- [To do] Across the whole listing, filter for the string "value" and copy every line that has it.

++++++++++++++++++++

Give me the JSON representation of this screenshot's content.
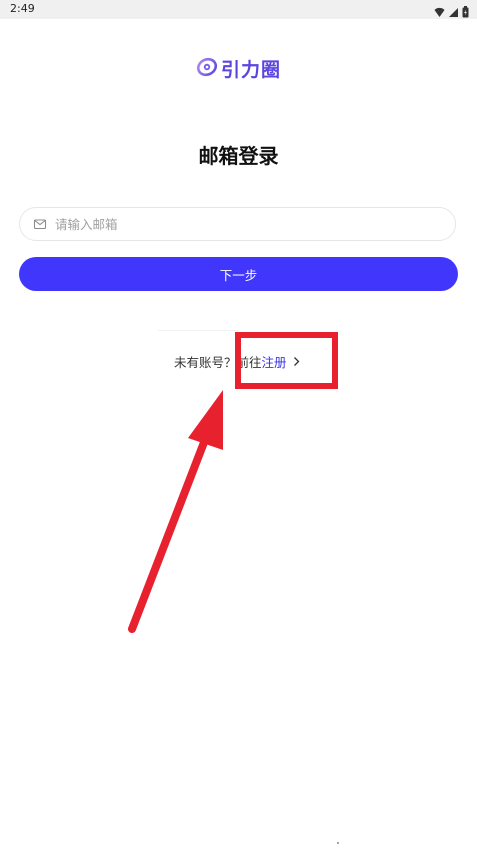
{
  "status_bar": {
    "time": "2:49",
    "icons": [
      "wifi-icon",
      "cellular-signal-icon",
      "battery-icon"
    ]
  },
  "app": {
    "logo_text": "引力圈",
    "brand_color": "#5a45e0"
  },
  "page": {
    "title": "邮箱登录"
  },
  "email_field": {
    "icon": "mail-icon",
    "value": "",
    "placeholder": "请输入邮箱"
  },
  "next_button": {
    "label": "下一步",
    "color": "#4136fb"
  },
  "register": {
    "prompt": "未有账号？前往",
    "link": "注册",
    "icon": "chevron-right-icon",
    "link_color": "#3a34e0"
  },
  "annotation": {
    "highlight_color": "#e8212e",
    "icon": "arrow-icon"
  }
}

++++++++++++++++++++

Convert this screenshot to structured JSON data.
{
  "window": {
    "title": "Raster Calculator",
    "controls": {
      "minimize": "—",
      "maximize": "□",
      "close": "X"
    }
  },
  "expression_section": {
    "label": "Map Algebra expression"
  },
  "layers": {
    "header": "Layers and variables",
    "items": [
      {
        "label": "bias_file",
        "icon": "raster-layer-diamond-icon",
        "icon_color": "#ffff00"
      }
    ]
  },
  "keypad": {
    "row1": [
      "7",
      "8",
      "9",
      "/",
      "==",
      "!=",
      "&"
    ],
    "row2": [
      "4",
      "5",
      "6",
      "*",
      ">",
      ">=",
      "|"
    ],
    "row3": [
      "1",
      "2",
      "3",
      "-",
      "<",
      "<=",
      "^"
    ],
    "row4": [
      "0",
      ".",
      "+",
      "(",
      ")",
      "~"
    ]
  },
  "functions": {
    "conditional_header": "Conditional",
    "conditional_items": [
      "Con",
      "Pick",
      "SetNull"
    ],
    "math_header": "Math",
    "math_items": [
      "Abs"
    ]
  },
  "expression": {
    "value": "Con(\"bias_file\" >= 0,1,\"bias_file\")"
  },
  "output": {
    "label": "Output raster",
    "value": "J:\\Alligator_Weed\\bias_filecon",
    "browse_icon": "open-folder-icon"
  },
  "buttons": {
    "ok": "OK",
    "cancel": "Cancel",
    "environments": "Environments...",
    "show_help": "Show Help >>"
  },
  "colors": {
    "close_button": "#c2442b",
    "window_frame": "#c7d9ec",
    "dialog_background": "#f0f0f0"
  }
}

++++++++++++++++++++

- [Response to this task]
    "value": "",
    "value": "Con(\"bias_file\" >= 0,1,\"bias_file\")"
    "value": "J:\\Alligator_Weed\\bias_filecon",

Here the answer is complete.